→ **WHAT YOU NEED TO DO**
How many of the lines below include "physical"? Give the number and no other words.

[Data records]
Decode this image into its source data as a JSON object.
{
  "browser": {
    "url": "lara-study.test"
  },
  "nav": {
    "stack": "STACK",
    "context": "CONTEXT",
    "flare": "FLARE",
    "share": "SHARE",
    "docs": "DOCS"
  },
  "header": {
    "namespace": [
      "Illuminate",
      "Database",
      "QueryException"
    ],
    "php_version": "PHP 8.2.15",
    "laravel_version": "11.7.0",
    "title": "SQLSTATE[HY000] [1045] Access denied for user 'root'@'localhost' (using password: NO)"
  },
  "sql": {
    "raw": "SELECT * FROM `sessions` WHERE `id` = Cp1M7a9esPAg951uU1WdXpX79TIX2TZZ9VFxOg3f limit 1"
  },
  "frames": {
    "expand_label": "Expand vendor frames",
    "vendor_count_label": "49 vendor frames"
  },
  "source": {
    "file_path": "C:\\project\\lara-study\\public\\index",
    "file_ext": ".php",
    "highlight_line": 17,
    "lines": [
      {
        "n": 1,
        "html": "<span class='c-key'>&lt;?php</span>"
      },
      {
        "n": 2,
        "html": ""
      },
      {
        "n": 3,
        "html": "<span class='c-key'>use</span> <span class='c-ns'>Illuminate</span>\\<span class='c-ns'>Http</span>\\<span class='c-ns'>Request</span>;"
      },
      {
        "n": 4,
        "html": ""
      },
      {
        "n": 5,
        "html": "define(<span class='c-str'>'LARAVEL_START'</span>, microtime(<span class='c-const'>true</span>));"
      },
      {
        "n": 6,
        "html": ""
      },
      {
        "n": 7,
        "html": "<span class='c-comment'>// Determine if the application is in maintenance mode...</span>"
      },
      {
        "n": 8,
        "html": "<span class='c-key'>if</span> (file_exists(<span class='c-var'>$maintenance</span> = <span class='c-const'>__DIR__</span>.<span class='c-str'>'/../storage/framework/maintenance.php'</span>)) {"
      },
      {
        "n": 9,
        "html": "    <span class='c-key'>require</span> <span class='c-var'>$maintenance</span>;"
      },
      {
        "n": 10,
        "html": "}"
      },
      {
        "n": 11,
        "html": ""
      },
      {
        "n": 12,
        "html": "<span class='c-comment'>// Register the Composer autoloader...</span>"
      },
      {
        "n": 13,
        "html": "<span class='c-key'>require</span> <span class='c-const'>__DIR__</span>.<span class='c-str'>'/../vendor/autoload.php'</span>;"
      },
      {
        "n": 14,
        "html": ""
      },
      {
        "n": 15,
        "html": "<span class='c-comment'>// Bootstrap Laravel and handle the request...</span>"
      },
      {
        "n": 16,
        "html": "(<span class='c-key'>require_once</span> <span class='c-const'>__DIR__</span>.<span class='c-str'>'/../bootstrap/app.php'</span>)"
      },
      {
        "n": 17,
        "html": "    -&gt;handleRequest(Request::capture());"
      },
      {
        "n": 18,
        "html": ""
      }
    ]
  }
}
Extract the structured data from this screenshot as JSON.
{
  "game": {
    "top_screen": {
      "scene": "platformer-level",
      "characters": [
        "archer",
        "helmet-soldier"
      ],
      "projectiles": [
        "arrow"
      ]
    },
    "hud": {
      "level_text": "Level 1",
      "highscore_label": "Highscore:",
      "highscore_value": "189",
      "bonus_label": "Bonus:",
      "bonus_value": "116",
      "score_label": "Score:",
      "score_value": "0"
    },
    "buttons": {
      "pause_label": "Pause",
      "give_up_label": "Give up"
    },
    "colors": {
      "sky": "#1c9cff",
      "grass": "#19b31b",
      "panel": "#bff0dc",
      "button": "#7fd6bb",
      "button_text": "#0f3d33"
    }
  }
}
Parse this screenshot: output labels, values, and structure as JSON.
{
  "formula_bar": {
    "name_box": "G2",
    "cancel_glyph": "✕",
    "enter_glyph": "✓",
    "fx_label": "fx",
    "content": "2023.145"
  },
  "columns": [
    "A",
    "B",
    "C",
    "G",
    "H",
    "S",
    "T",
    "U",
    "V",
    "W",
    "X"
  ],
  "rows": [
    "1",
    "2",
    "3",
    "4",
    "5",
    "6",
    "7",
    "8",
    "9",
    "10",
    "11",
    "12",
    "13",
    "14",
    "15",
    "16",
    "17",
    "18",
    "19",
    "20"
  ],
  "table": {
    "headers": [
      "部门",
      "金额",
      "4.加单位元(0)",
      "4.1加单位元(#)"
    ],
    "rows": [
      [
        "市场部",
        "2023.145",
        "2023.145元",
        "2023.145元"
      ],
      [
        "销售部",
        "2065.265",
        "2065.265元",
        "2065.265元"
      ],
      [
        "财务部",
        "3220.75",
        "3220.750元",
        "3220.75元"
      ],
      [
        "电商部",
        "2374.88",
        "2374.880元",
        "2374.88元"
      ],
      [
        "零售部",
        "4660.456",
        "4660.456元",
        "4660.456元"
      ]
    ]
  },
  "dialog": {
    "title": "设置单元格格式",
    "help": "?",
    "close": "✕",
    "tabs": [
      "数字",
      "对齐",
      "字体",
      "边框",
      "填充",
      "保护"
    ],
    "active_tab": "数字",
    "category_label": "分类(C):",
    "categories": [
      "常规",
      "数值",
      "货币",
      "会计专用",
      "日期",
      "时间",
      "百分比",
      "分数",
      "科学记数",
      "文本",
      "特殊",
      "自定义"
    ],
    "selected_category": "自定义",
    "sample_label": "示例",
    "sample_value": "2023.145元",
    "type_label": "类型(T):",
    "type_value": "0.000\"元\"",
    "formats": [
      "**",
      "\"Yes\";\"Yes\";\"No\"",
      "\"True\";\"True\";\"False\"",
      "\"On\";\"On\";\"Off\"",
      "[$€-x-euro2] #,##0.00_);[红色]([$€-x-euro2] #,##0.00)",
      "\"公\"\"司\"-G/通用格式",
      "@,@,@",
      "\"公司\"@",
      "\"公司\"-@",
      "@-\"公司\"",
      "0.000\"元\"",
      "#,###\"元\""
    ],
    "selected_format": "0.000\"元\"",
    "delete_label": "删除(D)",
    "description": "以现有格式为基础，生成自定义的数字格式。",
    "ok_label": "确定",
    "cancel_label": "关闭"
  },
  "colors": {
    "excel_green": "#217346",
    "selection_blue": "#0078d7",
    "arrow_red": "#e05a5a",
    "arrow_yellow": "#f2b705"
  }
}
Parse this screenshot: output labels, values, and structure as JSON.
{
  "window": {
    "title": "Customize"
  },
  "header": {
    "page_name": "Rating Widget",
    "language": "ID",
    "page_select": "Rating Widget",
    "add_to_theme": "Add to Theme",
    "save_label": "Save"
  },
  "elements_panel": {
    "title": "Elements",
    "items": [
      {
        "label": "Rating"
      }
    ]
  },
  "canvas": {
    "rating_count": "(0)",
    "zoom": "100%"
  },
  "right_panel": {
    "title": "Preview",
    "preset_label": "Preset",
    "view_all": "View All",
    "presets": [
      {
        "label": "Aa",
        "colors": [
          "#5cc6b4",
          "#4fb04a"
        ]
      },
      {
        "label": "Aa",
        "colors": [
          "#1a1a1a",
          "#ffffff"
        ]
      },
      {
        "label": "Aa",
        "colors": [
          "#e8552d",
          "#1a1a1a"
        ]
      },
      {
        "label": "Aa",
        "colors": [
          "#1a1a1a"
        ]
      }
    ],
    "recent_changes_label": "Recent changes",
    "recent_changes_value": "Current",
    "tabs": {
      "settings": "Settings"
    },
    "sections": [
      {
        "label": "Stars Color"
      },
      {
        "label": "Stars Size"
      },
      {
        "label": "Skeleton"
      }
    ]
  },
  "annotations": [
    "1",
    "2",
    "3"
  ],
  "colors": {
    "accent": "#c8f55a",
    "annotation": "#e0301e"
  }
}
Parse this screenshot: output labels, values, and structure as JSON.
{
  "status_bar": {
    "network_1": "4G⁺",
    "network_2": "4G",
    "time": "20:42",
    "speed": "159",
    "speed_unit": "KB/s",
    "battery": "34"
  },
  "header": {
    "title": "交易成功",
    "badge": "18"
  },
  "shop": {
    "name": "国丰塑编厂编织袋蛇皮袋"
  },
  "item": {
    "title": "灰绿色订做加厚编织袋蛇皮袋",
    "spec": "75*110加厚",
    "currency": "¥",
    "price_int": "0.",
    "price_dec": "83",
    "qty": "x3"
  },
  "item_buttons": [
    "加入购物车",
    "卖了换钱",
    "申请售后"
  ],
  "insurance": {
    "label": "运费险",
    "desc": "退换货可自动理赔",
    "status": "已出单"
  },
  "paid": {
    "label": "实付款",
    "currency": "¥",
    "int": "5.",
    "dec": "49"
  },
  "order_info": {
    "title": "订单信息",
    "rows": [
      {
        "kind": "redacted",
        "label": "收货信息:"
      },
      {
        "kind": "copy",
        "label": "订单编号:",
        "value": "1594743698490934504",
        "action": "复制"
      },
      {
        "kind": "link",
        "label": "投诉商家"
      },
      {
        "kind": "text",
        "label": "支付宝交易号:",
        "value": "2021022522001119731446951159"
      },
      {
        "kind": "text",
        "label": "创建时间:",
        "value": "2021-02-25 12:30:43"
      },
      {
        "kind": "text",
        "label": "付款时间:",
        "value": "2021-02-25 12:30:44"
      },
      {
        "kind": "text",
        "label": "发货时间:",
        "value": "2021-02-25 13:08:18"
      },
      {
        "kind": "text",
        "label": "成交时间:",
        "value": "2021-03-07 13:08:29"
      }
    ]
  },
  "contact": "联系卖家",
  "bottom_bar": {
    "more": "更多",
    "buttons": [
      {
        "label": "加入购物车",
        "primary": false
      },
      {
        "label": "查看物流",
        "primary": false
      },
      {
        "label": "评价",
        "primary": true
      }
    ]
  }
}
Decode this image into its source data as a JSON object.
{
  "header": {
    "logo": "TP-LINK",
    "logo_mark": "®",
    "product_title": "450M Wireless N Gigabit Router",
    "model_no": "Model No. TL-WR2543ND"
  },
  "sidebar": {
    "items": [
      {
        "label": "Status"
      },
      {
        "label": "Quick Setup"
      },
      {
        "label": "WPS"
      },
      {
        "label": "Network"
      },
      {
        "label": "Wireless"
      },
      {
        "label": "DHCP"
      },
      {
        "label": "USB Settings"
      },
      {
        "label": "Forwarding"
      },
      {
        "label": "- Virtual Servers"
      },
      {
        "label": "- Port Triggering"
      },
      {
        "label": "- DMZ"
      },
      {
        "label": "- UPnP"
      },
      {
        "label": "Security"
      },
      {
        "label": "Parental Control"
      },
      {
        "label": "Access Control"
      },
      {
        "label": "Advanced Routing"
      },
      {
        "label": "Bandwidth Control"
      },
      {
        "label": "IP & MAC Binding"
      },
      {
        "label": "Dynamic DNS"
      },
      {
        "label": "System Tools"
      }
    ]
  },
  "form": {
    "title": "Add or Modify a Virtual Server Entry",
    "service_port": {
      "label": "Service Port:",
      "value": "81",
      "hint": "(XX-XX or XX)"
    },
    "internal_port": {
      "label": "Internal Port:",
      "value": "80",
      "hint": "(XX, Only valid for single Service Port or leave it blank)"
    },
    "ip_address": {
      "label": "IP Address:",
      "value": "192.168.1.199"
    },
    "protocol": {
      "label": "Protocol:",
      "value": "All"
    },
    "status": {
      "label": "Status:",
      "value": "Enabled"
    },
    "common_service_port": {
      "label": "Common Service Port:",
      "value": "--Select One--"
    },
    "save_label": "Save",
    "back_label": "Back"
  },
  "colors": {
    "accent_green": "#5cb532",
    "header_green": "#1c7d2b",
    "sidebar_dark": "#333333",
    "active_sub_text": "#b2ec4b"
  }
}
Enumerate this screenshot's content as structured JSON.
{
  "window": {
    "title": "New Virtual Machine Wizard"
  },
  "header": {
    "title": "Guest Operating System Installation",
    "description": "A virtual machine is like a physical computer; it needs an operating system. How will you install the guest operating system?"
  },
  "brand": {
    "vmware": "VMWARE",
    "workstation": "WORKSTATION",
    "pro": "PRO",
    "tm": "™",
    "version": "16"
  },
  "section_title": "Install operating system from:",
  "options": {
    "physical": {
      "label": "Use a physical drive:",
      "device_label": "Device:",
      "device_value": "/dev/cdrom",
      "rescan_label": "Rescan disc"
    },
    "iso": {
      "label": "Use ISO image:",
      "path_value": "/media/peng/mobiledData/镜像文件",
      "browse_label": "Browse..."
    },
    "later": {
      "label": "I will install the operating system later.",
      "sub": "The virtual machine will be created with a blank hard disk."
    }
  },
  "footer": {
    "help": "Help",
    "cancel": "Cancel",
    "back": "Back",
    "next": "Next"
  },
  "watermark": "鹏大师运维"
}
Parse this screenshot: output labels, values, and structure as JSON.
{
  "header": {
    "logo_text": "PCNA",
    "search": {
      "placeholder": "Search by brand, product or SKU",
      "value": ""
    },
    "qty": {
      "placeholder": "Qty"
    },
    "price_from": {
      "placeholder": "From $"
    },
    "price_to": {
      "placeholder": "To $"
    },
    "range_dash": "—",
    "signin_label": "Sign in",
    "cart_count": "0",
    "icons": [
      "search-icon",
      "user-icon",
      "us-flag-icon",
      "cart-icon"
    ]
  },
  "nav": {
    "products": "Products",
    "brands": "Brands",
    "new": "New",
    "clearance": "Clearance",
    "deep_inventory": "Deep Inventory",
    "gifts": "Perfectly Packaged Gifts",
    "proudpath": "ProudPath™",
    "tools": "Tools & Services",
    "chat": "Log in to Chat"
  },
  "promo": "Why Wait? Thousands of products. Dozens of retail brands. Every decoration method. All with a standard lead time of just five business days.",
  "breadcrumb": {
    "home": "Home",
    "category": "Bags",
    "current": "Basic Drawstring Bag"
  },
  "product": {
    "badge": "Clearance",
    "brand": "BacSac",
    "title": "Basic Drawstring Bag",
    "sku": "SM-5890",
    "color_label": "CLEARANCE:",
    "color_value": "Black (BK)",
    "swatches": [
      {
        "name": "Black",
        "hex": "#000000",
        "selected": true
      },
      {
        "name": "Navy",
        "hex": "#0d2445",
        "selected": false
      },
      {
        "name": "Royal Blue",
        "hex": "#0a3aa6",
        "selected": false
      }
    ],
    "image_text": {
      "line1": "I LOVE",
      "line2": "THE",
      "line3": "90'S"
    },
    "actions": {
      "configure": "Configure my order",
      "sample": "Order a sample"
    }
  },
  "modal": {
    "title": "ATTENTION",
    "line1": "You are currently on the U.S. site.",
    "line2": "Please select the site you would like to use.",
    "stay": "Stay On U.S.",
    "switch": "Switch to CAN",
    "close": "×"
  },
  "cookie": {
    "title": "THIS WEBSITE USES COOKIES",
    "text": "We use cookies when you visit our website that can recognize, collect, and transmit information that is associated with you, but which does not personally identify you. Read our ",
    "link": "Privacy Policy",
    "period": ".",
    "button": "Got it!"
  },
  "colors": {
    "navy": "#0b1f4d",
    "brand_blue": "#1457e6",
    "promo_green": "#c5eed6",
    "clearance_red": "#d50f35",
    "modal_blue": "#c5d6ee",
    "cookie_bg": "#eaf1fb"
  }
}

→ **ANSWER FOR THE TASK**
3